# The task
Lift every line from the entries that includes the word "screenshot".

##########

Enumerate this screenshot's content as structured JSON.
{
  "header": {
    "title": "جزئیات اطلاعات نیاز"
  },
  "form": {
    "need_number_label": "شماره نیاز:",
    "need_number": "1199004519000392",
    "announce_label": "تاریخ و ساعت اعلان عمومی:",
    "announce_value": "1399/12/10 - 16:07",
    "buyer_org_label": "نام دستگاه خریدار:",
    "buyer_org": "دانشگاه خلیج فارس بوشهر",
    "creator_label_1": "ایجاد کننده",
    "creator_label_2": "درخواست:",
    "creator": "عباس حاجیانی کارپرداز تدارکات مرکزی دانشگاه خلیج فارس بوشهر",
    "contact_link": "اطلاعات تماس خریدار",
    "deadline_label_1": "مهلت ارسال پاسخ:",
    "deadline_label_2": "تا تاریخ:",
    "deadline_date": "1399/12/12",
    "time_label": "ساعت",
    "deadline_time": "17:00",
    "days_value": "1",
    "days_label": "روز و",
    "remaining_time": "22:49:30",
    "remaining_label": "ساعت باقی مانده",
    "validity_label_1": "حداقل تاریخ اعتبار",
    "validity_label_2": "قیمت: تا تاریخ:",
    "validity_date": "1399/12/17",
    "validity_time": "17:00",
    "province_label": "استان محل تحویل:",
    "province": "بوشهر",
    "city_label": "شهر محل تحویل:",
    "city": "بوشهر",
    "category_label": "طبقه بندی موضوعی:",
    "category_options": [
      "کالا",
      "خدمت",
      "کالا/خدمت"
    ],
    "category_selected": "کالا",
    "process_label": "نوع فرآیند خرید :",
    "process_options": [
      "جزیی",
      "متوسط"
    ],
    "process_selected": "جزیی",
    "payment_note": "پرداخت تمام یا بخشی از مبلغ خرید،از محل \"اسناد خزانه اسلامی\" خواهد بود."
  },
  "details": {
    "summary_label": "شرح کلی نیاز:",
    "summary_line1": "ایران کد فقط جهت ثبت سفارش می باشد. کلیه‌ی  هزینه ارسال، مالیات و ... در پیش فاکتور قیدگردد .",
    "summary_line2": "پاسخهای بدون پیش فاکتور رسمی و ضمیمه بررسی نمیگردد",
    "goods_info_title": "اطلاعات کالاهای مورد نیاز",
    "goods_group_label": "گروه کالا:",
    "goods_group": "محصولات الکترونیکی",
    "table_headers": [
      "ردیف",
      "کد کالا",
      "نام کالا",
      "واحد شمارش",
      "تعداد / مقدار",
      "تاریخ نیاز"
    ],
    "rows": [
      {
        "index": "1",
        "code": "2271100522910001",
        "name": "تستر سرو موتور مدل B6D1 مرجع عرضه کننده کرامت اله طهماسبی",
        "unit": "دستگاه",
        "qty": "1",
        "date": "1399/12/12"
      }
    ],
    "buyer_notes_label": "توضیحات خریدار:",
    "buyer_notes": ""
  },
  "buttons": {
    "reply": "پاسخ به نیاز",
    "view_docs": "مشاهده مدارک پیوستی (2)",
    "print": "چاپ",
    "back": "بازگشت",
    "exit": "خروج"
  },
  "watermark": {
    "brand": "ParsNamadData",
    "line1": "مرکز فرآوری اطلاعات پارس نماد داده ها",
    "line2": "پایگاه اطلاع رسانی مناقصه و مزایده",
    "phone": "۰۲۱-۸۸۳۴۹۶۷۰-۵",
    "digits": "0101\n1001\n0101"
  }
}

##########

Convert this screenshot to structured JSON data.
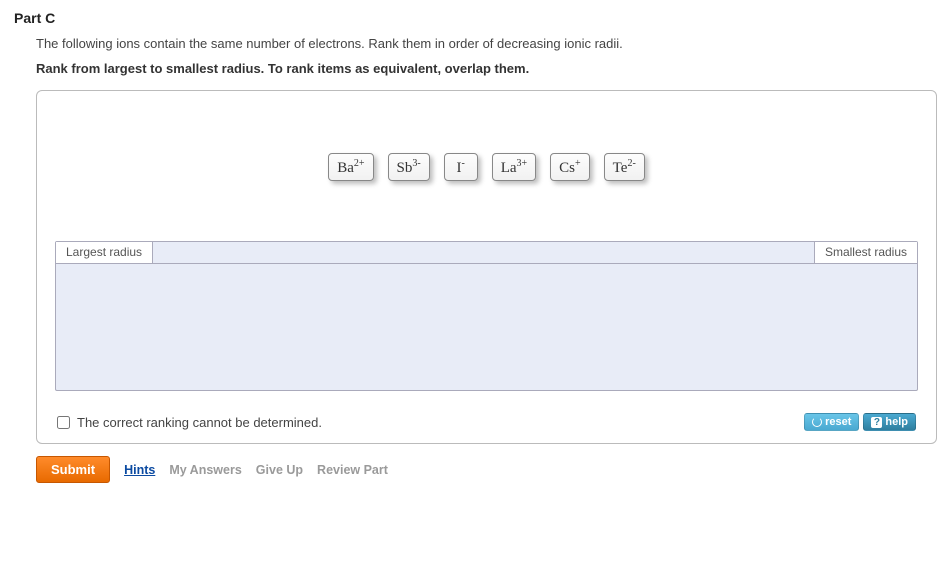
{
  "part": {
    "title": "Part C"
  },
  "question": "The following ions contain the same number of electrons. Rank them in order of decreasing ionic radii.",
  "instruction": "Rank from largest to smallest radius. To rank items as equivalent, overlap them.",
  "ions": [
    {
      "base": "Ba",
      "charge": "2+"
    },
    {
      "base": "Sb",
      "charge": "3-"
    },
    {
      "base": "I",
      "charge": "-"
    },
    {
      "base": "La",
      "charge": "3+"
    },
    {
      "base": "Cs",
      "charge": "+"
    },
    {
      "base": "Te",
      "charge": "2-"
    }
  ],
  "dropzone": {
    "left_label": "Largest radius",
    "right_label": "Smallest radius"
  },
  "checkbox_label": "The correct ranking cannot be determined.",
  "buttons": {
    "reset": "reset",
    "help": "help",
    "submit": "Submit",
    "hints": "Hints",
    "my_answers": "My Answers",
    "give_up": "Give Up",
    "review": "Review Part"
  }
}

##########

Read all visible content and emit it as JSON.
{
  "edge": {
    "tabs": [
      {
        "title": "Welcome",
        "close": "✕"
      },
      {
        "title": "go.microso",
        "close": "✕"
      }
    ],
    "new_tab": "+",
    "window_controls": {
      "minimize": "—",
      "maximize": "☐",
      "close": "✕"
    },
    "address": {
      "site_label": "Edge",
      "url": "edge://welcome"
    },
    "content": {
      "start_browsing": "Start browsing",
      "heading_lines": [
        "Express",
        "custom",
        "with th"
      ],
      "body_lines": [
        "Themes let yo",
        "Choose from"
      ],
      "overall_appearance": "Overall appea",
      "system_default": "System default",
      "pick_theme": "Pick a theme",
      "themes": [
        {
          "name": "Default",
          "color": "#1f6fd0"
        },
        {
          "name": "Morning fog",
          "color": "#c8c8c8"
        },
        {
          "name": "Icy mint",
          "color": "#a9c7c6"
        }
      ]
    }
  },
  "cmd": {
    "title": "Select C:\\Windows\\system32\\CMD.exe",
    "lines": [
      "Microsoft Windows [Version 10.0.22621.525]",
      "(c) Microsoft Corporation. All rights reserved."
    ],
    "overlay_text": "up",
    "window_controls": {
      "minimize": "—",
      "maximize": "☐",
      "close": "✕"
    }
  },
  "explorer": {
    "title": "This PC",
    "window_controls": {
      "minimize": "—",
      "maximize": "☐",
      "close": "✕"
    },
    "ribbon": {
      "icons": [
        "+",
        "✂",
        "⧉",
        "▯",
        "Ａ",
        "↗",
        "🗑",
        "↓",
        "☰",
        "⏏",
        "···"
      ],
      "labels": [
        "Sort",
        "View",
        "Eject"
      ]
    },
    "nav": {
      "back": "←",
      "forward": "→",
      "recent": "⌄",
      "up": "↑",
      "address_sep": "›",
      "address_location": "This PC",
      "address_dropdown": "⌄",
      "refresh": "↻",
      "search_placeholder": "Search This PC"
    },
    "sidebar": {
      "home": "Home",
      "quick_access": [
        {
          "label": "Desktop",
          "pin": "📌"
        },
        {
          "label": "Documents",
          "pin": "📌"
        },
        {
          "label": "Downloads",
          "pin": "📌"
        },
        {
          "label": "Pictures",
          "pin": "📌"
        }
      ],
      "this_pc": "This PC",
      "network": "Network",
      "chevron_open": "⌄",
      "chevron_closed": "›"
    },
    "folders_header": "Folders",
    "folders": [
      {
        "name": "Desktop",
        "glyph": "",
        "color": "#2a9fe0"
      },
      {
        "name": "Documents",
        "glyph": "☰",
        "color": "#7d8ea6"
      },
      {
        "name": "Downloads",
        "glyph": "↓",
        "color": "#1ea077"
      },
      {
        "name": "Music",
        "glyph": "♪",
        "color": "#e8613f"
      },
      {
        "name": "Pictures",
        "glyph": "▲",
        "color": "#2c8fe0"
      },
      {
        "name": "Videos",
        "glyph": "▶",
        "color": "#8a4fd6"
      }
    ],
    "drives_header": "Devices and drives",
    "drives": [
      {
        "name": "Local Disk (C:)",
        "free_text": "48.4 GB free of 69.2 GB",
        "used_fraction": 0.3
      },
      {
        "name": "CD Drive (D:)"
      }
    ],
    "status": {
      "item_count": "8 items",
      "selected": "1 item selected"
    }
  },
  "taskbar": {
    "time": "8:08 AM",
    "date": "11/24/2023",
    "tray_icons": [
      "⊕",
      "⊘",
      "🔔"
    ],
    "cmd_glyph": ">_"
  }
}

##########

# Task output
Enumerate this screenshot's content as structured JSON.
Convert this screenshot to structured JSON data.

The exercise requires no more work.